Even if travel plans, weddings, and funerals were cancelled, we were flattening the curve. We had the summer to relax a little, to forget a little. A summer of building installations on the beach, of hiking shaded trails, of watching birds fledge. Of wearing masks to dish out ice cream to families desperate for an outing. Backyard gatherings, chairs suitably spaced. Those chairs moving closer together as the numbers continued to fall. All of us hoping that by fall, that season of new beginnings, we might have at least a semblance of a plan.
But it’s changed again. As the nastiness in the American presidential campaign heats up along with our own Covid 19 stats, our patience and kindness shrink. People rail against cars with out-of-province or American plates. We question the number of American boats sailing up the coast. We’re all tired of the daily decisions Covid 19 requires: masks or not, visits or not, travel or not, work, if it’s there.
But it’s especially tough for parents and their children facing a September of uncertainty. Some can manage keeping kids at home and safer. Others can’t. And for those teachers returning to the classroom, it’s the toughest of all.

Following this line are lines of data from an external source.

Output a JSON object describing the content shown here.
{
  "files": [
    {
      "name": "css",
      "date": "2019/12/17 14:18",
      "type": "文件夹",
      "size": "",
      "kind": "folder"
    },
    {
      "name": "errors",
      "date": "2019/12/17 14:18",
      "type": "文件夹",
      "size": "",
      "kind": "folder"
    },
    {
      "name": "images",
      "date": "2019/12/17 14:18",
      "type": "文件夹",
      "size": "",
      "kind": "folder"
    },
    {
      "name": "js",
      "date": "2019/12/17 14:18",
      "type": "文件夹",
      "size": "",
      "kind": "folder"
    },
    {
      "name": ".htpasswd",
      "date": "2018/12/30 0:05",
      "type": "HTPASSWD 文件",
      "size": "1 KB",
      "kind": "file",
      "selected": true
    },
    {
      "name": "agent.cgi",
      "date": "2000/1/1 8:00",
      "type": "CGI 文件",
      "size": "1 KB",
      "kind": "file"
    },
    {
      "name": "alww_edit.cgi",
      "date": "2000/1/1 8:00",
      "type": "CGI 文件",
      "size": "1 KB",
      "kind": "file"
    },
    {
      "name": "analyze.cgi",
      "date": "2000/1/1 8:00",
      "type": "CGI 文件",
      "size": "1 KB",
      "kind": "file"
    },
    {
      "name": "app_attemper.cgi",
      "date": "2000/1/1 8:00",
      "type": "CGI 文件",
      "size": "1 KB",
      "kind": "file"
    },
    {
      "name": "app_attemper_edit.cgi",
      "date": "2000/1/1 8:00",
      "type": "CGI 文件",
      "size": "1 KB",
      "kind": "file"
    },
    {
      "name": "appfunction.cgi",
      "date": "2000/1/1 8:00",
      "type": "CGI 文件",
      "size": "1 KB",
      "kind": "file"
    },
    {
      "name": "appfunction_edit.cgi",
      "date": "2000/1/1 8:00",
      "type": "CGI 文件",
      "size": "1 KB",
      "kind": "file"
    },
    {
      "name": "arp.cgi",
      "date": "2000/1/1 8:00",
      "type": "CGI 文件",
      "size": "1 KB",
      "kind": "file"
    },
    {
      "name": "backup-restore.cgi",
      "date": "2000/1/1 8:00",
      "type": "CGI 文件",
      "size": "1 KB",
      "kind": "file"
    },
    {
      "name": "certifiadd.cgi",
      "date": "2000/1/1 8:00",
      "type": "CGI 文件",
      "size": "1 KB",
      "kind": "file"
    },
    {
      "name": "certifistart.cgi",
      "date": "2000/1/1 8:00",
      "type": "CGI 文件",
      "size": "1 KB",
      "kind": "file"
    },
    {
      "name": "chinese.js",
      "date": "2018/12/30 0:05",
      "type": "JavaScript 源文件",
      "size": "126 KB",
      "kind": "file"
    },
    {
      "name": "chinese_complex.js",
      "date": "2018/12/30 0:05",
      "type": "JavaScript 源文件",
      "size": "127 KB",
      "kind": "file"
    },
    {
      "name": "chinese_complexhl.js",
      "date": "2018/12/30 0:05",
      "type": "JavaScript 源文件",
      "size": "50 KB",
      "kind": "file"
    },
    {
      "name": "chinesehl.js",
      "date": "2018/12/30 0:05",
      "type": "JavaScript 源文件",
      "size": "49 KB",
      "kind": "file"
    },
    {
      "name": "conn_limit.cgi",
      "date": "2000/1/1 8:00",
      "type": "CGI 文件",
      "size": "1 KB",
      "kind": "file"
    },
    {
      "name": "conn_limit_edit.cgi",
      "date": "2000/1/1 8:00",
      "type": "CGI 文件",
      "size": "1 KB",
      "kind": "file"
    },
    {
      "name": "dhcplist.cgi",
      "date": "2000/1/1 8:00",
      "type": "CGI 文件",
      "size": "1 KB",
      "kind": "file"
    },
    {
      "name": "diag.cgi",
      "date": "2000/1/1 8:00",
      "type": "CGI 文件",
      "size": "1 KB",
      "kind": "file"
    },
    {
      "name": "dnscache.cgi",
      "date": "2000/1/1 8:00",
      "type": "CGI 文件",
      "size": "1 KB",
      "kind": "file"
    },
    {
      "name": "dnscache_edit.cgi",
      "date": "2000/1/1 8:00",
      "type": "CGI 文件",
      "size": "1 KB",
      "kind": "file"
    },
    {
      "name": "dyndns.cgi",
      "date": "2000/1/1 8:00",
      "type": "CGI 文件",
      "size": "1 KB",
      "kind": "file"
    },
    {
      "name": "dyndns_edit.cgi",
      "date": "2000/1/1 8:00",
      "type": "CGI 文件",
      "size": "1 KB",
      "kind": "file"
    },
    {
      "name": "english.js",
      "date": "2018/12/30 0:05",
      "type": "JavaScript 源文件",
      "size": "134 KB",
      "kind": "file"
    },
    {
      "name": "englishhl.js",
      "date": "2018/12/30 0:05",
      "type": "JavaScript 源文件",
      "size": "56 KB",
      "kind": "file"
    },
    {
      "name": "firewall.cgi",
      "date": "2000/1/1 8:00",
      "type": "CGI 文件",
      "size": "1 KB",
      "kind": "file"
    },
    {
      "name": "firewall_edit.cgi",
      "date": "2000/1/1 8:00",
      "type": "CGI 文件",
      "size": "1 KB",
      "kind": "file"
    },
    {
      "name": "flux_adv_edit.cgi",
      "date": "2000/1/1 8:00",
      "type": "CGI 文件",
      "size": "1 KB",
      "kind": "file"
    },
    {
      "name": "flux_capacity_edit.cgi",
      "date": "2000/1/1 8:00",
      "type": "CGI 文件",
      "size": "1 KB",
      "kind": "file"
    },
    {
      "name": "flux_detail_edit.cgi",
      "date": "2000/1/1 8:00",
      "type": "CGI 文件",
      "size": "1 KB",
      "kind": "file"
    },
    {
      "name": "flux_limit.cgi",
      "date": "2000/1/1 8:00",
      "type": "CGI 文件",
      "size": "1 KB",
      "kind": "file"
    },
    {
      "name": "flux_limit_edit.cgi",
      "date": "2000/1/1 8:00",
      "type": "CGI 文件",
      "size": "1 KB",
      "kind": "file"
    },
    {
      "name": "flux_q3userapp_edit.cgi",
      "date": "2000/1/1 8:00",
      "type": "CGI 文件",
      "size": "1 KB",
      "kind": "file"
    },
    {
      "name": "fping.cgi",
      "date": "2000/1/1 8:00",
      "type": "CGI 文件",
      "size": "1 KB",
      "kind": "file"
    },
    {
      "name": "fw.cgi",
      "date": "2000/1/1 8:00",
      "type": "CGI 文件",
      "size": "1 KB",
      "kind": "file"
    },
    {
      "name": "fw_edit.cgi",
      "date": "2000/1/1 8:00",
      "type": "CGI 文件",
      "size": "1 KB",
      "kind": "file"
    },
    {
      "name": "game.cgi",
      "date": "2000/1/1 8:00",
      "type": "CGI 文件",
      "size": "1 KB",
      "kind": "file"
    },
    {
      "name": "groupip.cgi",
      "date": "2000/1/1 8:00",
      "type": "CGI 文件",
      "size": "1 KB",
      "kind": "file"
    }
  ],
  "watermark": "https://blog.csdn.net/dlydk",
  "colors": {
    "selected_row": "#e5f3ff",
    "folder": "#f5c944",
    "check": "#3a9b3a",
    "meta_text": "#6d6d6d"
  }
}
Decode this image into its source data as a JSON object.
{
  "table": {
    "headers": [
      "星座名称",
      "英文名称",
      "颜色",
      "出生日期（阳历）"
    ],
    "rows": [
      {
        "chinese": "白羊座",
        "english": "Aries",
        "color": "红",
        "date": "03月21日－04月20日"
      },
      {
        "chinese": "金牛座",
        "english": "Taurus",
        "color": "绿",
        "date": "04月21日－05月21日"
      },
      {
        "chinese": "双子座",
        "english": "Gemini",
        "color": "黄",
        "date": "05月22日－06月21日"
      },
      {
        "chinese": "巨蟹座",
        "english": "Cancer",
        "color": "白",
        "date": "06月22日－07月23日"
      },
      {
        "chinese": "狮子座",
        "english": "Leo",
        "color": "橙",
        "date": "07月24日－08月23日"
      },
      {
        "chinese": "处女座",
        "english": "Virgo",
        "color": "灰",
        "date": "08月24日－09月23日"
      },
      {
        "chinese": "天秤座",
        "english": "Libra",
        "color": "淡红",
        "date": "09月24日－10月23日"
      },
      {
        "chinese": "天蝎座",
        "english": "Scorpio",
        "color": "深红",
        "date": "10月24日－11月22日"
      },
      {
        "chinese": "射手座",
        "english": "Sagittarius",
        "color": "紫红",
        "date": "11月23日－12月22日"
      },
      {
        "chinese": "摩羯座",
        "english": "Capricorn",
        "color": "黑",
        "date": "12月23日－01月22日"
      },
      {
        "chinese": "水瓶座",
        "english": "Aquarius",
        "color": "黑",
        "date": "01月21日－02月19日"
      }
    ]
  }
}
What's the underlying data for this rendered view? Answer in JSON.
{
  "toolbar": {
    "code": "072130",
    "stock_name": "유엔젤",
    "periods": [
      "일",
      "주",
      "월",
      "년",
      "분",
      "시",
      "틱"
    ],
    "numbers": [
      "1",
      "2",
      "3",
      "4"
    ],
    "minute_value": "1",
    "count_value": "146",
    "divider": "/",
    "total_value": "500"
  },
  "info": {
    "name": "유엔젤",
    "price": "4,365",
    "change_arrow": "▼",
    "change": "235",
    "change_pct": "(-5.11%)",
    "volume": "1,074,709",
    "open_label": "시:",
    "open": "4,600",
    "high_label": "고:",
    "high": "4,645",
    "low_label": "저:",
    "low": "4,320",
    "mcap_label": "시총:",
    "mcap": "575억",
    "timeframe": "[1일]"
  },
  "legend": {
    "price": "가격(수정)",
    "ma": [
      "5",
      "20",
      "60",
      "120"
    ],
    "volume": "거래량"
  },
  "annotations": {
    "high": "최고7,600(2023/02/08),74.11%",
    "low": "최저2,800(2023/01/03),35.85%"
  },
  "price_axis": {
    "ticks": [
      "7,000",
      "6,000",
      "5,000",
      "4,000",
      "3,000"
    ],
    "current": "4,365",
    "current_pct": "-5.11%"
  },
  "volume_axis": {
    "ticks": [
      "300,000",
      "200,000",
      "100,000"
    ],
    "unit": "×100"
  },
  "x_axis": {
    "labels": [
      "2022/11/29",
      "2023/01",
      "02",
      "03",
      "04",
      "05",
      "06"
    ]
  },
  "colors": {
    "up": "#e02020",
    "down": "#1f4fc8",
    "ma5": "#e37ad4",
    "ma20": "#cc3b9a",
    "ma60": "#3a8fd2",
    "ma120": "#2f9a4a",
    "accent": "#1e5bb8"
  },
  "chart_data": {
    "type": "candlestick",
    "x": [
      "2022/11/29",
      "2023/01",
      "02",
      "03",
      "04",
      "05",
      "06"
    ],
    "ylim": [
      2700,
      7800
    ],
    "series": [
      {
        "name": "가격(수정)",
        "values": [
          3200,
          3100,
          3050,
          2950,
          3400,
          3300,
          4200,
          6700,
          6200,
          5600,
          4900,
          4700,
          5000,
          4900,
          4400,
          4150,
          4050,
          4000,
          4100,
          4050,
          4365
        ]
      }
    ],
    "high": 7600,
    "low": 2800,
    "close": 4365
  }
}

You know the kids need you, your own and those who will be returning to school.
Here is one strategy Perry Rath, an art teacher at Smithers Secondary School with three young children of his own, plans to use.
Got my selection of Back-to-School masks. I think they suit an art teacher, and will be part of my series of precautions to keep myself, my family, my community safe. I’m very wary and unconvinced of the BC govt’s plan for returning to the classroom, yet I also value my connections and support of youth, especially during this time. So I will adapt as needed … and hope and help for sensible approaches to prevail. There are many vulnerable people we need to think of. Baby Yoda Protect!
How can we help? As a grandmother, I echo the sentiments of Luanne Armstrong, a writer from the Kootenays.
As a grandparent, I am just as worried as the rest of the country about kids going back to school. But I have no “opinion” about it. I see my job as supporting my children and grandchildren in whatever way I can, in whatever decisions they make. But that is a very difficult place for me since I am far from a passive person and am used to thinking hard about educating myself about most things … but this such a tough decision for everyone, parents, children, teachers, I feel all I can do is be absolutely as kind and supportive as I can manage.
Yes, nightfall is coming earlier. But a few days ago it brought the most dazzling display – great flashes of lightning in the southern sky and phosphorescence in the water, sparks of fairy dust as we swam in the dark.
Be kind, be calm, stay safe.